Try it:
Establish how many lines in the material include the string "label" and report it as a lone number.

Provided entries:
=-=-=

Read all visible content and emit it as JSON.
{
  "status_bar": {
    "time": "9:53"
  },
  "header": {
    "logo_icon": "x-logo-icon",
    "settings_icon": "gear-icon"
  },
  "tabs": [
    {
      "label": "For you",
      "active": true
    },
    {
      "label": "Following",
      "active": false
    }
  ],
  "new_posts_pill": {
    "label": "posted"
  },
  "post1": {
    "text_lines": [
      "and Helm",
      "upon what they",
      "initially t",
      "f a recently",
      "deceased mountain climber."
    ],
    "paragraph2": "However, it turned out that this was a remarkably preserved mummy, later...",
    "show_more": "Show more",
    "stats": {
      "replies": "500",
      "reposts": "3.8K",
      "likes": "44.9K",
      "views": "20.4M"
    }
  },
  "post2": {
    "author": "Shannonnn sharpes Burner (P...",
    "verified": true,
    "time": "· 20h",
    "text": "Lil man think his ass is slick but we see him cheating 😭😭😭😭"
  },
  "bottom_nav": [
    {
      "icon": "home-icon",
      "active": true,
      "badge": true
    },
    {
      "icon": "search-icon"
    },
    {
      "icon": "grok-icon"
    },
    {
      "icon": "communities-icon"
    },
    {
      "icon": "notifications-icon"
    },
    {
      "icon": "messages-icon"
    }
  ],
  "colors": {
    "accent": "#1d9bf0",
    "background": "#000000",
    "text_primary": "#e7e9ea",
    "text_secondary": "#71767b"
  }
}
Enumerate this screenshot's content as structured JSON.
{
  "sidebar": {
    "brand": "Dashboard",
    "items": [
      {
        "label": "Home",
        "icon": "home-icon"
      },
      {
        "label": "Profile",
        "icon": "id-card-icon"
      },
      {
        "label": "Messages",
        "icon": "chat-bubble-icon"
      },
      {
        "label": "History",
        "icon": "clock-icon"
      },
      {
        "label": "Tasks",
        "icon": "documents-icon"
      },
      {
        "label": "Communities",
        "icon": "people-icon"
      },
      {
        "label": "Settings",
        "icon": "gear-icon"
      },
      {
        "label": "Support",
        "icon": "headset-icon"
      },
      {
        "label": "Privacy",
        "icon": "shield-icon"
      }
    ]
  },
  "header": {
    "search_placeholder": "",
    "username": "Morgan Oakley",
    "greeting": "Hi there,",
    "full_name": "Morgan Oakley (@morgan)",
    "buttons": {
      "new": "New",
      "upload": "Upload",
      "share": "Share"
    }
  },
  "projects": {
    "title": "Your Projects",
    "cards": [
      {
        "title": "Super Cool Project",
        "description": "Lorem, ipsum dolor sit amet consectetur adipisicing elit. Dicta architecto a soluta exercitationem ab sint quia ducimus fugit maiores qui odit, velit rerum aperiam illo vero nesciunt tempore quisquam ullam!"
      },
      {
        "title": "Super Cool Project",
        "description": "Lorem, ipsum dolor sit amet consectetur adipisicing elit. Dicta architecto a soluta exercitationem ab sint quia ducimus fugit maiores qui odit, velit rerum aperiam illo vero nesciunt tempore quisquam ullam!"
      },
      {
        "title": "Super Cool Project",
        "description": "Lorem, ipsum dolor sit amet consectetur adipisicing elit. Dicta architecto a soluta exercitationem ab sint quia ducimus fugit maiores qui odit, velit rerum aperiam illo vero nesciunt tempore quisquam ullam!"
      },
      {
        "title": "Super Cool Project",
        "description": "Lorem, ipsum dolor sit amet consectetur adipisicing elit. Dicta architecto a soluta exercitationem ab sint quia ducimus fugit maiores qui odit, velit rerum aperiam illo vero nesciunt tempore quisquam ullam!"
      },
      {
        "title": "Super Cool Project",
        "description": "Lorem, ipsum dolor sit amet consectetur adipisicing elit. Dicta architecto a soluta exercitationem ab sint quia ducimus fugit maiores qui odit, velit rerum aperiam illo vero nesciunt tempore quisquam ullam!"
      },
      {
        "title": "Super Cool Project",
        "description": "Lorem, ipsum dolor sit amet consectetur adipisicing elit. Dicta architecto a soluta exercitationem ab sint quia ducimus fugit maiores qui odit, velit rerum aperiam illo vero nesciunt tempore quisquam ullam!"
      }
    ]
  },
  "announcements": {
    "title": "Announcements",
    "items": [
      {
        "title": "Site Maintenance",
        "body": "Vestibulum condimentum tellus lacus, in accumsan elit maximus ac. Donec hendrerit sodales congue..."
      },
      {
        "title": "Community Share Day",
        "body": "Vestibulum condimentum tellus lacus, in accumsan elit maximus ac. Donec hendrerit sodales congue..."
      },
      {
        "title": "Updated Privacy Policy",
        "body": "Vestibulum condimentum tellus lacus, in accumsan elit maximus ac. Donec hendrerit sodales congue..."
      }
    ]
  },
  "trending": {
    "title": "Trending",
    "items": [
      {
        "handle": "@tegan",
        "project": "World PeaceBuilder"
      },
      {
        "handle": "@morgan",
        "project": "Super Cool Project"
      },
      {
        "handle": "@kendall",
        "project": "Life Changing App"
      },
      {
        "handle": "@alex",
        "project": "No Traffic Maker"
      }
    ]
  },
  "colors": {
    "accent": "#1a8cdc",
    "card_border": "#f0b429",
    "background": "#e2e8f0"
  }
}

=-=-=

Exercise solution:
12